The Taj Mahal: a monument under threat
Despite the seemingly impregnable sense of serenity and other-worldliness which clings to the Taj, in reality, India’s most famous building faces serious threats from traffic and industrial pollution, and from the millions of tourists who visit it each year. Marble is all but impervious to the onslaught of wind and rain that erodes softer sandstone, but it has no natural defence against the sulphur dioxide that lingers in a dusty haze and shrouds the monument; sometimes the smog is so dense that the tomb cannot be seen from the fort. Sulphur dioxide mixes with atmospheric moisture and settles as sulphuric acid on the surface of the tomb, making the smooth white marble yellow and flaky, and forming a subtle fungus that experts have named “marble cancer”.
The main sources of pollution are the continuous flow of vehicles along the national highways that skirt the city, and the seventeen hundred factories in and around Agra – chemical effluents belched out from their chimneys are well beyond recommended safety limits. Despite laws demanding the installation of pollution-control devices, the imposition of a ban on all petrol- and diesel-fuelled traffic within 500m of the Taj Mahal, and an exclusion zone banning new industrial plants from an area of 10,400 square kilometres around the complex, pollutants in the atmosphere have continued to rise.
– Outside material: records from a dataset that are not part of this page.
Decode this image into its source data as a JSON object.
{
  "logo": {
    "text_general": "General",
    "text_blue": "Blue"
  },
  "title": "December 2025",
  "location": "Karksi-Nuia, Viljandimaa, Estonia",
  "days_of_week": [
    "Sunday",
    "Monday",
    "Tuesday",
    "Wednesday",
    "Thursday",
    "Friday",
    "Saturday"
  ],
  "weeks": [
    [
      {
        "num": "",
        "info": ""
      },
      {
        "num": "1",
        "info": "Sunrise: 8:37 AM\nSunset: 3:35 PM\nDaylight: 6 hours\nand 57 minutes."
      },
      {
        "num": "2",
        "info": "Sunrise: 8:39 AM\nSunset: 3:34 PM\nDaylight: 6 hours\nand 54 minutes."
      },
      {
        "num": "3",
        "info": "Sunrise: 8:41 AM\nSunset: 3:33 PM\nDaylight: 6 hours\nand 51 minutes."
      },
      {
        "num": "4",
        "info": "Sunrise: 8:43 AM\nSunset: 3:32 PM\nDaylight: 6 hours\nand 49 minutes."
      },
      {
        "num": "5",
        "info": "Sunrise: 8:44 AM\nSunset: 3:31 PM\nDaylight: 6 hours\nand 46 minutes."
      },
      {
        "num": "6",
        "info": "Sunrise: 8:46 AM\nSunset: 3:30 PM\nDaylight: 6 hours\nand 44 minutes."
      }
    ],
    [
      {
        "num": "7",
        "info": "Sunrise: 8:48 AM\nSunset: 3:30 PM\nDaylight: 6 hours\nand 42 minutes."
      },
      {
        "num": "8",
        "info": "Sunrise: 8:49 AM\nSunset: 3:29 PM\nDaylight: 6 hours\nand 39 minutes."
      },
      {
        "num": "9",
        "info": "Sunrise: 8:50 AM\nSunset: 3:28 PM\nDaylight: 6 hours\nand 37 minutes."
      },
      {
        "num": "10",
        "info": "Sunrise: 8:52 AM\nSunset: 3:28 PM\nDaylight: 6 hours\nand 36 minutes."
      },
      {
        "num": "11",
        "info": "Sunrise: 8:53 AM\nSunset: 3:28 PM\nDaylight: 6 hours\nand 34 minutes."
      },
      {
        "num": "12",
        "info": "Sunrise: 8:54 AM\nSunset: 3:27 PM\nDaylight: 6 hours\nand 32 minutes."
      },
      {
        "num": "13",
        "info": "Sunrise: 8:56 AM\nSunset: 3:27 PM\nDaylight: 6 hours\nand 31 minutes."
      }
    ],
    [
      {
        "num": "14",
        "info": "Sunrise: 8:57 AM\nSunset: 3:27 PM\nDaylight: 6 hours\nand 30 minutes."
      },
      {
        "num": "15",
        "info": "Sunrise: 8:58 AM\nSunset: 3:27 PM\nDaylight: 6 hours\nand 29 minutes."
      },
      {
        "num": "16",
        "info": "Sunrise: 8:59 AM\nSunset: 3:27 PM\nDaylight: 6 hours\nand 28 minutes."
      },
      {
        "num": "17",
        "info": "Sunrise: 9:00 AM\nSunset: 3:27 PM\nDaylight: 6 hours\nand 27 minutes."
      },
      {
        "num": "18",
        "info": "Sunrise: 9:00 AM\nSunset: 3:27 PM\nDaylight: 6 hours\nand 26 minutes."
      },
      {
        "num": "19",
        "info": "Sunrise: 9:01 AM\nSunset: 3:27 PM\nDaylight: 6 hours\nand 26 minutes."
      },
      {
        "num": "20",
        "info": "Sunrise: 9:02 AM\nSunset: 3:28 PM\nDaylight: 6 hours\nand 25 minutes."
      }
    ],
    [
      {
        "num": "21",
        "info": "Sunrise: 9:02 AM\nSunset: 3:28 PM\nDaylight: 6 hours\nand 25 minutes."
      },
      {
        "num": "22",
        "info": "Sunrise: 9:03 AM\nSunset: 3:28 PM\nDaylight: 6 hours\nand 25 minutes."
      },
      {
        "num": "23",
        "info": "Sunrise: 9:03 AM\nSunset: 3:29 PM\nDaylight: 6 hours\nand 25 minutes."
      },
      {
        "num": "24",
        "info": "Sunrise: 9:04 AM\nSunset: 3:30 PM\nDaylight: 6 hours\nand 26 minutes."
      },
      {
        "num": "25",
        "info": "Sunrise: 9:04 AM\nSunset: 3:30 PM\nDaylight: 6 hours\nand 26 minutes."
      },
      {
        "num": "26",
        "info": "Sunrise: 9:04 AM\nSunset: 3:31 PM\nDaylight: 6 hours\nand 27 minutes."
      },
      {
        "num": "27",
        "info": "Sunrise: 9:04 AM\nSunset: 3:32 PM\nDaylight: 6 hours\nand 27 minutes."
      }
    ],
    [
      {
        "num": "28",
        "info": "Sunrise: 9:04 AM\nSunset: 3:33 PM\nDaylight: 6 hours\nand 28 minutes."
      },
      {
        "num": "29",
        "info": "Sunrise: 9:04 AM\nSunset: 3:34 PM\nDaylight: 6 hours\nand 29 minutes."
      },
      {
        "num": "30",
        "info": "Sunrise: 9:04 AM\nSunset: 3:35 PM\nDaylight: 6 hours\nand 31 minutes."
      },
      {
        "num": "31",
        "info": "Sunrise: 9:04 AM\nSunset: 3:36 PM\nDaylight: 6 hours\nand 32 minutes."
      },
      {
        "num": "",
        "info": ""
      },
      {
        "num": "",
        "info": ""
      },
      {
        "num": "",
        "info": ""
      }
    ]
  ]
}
Cleaning work on the Taj Mahal rectifies the problem to some extent, but the chemicals used will themselves eventually affect the marble – attendants already shine their torches on “repaired” sections of marble to demonstrate how they’ve lost their translucency. The government has responded by setting up a pollution monitoring station to check on levels of N2O and SO2 in the atmosphere, but as far back as 2007, a parliamentary committee was reporting that, aside from the threat from these acidic gases, particulate matter in the air was slowly turning the Taj yellow; the report recommended treatment with a non-corrosive clay pack – something like a building-sized face-pack – to remove particle deposits from the marble, but so far no action has been taken.
From time to time scare reports surface to the effect that the Taj’s four minarets are listing and in danger of keeling over. Luckily, this proves to be a false alarm: the minarets were deliberately constructed leaning slightly outwards in order to counteract an optical illusion which would have made them appear to lean inwards when seen from ground level if they were actually exactly vertical. Despite their lean, they are quite stable.